## EXERCISE DIRECTIONS
Return every record in full. Match each one exactly.

## Component data from apps and pages
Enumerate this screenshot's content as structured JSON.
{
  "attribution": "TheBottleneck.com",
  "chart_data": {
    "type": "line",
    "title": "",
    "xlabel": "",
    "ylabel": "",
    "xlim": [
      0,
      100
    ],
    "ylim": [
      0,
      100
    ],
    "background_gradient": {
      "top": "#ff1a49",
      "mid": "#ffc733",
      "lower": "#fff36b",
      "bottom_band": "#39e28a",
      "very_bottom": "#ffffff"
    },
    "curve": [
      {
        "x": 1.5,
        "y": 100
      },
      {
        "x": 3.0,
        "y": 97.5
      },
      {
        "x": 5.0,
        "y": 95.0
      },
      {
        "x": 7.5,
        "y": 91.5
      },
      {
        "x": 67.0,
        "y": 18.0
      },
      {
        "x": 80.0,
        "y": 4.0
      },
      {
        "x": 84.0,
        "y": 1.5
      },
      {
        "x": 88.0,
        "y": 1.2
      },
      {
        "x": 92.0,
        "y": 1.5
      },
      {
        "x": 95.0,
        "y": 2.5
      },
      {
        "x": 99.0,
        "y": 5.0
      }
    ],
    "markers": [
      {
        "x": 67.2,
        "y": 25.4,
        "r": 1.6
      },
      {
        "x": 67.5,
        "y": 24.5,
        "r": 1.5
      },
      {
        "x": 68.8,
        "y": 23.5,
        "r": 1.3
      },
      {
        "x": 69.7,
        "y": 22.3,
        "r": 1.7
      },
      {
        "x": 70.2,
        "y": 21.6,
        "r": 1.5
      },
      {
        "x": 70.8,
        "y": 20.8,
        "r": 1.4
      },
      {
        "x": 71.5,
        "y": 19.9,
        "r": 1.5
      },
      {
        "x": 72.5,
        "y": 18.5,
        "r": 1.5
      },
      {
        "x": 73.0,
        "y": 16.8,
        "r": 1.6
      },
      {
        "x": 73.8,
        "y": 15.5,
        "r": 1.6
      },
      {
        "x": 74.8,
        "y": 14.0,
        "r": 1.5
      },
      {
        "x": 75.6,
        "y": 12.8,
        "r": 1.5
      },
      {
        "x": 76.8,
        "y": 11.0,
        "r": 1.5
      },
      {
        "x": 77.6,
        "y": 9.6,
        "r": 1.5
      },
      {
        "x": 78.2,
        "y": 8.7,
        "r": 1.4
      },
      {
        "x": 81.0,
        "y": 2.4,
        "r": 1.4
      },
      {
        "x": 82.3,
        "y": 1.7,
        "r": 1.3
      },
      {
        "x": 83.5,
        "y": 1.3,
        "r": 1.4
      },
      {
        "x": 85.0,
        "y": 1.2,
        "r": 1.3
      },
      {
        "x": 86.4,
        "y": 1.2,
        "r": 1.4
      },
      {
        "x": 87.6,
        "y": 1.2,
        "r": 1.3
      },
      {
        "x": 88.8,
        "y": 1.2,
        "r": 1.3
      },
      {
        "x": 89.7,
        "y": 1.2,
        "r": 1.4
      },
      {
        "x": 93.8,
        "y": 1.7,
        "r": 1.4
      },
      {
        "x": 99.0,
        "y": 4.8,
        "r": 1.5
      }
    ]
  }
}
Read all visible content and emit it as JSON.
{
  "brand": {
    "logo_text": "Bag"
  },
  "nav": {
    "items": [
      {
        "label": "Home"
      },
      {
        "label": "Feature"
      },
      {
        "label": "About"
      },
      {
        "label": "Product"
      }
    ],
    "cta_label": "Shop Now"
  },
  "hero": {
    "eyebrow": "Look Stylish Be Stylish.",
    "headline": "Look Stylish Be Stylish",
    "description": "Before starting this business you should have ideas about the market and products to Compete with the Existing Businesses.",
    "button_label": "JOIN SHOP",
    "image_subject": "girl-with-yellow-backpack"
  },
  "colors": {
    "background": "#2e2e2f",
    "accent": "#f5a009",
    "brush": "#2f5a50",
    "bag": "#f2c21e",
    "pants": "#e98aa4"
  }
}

## RESPONSE
Enumerate this screenshot's content as structured JSON.
{
  "attribution": "TheBottleneck.com",
  "chart_data": {
    "type": "line",
    "title": "",
    "xlabel": "",
    "ylabel": "",
    "xlim": [
      0,
      100
    ],
    "ylim": [
      0,
      100
    ],
    "background_gradient": {
      "top": "#ff1a49",
      "mid": "#ffc733",
      "lower": "#fff36b",
      "bottom_band": "#39e28a",
      "very_bottom": "#ffffff"
    },
    "curve": [
      {
        "x": 1.5,
        "y": 100
      },
      {
        "x": 3.0,
        "y": 97.5
      },
      {
        "x": 5.0,
        "y": 95.0
      },
      {
        "x": 7.5,
        "y": 91.5
      },
      {
        "x": 67.0,
        "y": 18.0
      },
      {
        "x": 80.0,
        "y": 4.0
      },
      {
        "x": 84.0,
        "y": 1.5
      },
      {
        "x": 88.0,
        "y": 1.2
      },
      {
        "x": 92.0,
        "y": 1.5
      },
      {
        "x": 95.0,
        "y": 2.5
      },
      {
        "x": 99.0,
        "y": 5.0
      }
    ],
    "markers": [
      {
        "x": 67.2,
        "y": 25.4,
        "r": 1.6
      },
      {
        "x": 67.5,
        "y": 24.5,
        "r": 1.5
      },
      {
        "x": 68.8,
        "y": 23.5,
        "r": 1.3
      },
      {
        "x": 69.7,
        "y": 22.3,
        "r": 1.7
      },
      {
        "x": 70.2,
        "y": 21.6,
        "r": 1.5
      },
      {
        "x": 70.8,
        "y": 20.8,
        "r": 1.4
      },
      {
        "x": 71.5,
        "y": 19.9,
        "r": 1.5
      },
      {
        "x": 72.5,
        "y": 18.5,
        "r": 1.5
      },
      {
        "x": 73.0,
        "y": 16.8,
        "r": 1.6
      },
      {
        "x": 73.8,
        "y": 15.5,
        "r": 1.6
      },
      {
        "x": 74.8,
        "y": 14.0,
        "r": 1.5
      },
      {
        "x": 75.6,
        "y": 12.8,
        "r": 1.5
      },
      {
        "x": 76.8,
        "y": 11.0,
        "r": 1.5
      },
      {
        "x": 77.6,
        "y": 9.6,
        "r": 1.5
      },
      {
        "x": 78.2,
        "y": 8.7,
        "r": 1.4
      },
      {
        "x": 81.0,
        "y": 2.4,
        "r": 1.4
      },
      {
        "x": 82.3,
        "y": 1.7,
        "r": 1.3
      },
      {
        "x": 83.5,
        "y": 1.3,
        "r": 1.4
      },
      {
        "x": 85.0,
        "y": 1.2,
        "r": 1.3
      },
      {
        "x": 86.4,
        "y": 1.2,
        "r": 1.4
      },
      {
        "x": 87.6,
        "y": 1.2,
        "r": 1.3
      },
      {
        "x": 88.8,
        "y": 1.2,
        "r": 1.3
      },
      {
        "x": 89.7,
        "y": 1.2,
        "r": 1.4
      },
      {
        "x": 93.8,
        "y": 1.7,
        "r": 1.4
      },
      {
        "x": 99.0,
        "y": 4.8,
        "r": 1.5
      }
    ]
  }
}
Read all visible content and emit it as JSON.
{
  "brand": {
    "logo_text": "Bag"
  },
  "nav": {
    "items": [
      {
        "label": "Home"
      },
      {
        "label": "Feature"
      },
      {
        "label": "About"
      },
      {
        "label": "Product"
      }
    ],
    "cta_label": "Shop Now"
  },
  "hero": {
    "eyebrow": "Look Stylish Be Stylish.",
    "headline": "Look Stylish Be Stylish",
    "description": "Before starting this business you should have ideas about the market and products to Compete with the Existing Businesses.",
    "button_label": "JOIN SHOP",
    "image_subject": "girl-with-yellow-backpack"
  },
  "colors": {
    "background": "#2e2e2f",
    "accent": "#f5a009",
    "brush": "#2f5a50",
    "bag": "#f2c21e",
    "pants": "#e98aa4"
  }
}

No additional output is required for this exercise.